Work task
In the entries below, find every line holding the string "data" and collect it.

Records for this exercise
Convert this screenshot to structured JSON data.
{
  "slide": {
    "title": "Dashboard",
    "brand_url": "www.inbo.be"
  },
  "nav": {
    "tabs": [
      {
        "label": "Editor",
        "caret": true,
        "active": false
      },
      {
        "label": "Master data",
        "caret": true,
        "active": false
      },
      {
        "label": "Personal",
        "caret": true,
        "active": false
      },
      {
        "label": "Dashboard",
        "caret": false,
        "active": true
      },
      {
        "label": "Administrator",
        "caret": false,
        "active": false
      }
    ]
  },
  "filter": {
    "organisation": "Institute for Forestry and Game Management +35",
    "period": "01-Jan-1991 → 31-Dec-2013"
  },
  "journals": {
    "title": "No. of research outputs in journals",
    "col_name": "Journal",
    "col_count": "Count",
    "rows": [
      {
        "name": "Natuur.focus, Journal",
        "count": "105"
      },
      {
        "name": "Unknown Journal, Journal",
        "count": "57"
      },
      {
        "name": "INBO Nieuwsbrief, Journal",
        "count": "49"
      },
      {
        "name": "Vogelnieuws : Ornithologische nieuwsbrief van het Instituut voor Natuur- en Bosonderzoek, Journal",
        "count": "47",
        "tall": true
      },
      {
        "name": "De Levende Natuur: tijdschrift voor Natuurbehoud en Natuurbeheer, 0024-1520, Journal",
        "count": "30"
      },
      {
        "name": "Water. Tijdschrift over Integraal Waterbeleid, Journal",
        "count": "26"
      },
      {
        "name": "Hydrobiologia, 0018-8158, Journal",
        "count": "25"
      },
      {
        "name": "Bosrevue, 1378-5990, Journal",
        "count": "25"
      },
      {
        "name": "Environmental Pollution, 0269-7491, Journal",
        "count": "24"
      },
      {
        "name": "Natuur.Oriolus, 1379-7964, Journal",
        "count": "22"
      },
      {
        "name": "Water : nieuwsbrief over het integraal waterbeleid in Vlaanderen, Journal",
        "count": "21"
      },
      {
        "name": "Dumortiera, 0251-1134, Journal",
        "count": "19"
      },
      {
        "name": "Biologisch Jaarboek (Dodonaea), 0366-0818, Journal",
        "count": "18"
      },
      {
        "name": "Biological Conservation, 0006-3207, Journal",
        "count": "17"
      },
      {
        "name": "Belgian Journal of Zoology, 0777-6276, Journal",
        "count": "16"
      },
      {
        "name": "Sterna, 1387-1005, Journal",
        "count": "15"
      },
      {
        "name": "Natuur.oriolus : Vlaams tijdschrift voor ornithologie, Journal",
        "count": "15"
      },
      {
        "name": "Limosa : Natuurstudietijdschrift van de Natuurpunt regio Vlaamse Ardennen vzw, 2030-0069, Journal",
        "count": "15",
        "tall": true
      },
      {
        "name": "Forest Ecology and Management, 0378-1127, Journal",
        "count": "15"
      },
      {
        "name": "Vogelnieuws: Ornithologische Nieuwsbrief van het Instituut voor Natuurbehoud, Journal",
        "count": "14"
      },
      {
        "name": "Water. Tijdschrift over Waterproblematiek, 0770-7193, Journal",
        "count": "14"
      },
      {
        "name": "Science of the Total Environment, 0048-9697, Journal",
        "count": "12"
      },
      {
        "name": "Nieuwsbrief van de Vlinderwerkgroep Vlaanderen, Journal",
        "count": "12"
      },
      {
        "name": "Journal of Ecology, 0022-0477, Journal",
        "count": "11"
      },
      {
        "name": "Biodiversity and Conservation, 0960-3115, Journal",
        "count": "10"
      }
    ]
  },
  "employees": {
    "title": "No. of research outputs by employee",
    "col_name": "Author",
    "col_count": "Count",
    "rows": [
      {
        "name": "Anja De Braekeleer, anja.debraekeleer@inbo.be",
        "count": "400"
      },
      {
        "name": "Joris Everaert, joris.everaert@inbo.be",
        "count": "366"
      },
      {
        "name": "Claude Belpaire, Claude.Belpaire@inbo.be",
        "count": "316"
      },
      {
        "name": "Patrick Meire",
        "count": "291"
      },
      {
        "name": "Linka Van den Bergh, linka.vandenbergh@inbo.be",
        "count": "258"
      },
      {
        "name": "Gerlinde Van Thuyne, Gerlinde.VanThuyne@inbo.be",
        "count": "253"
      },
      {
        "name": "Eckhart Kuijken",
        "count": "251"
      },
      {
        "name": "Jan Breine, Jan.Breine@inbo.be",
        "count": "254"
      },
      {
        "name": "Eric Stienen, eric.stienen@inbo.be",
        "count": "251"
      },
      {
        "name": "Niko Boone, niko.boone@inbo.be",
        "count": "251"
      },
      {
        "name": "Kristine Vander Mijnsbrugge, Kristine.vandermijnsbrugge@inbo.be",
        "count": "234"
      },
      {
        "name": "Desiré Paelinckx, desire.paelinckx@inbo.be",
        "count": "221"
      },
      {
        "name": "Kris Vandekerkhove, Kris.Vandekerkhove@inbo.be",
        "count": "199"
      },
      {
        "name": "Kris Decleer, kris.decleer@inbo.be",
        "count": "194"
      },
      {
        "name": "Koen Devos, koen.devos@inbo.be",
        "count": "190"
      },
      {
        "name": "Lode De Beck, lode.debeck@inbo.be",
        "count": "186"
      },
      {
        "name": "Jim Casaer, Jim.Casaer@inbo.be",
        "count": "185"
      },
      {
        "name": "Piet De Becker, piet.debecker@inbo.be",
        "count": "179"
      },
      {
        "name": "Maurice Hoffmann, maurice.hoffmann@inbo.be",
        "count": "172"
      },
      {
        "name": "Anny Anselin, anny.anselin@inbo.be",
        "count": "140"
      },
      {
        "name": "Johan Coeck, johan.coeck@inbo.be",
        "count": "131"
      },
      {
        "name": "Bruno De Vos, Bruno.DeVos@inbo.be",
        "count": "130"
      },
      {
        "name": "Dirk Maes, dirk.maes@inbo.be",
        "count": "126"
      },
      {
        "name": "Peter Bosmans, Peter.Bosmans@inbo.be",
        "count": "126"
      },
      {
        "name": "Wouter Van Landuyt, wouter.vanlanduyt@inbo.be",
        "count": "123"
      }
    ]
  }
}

Task response
Convert this screenshot to structured JSON data.
        "label": "Master data",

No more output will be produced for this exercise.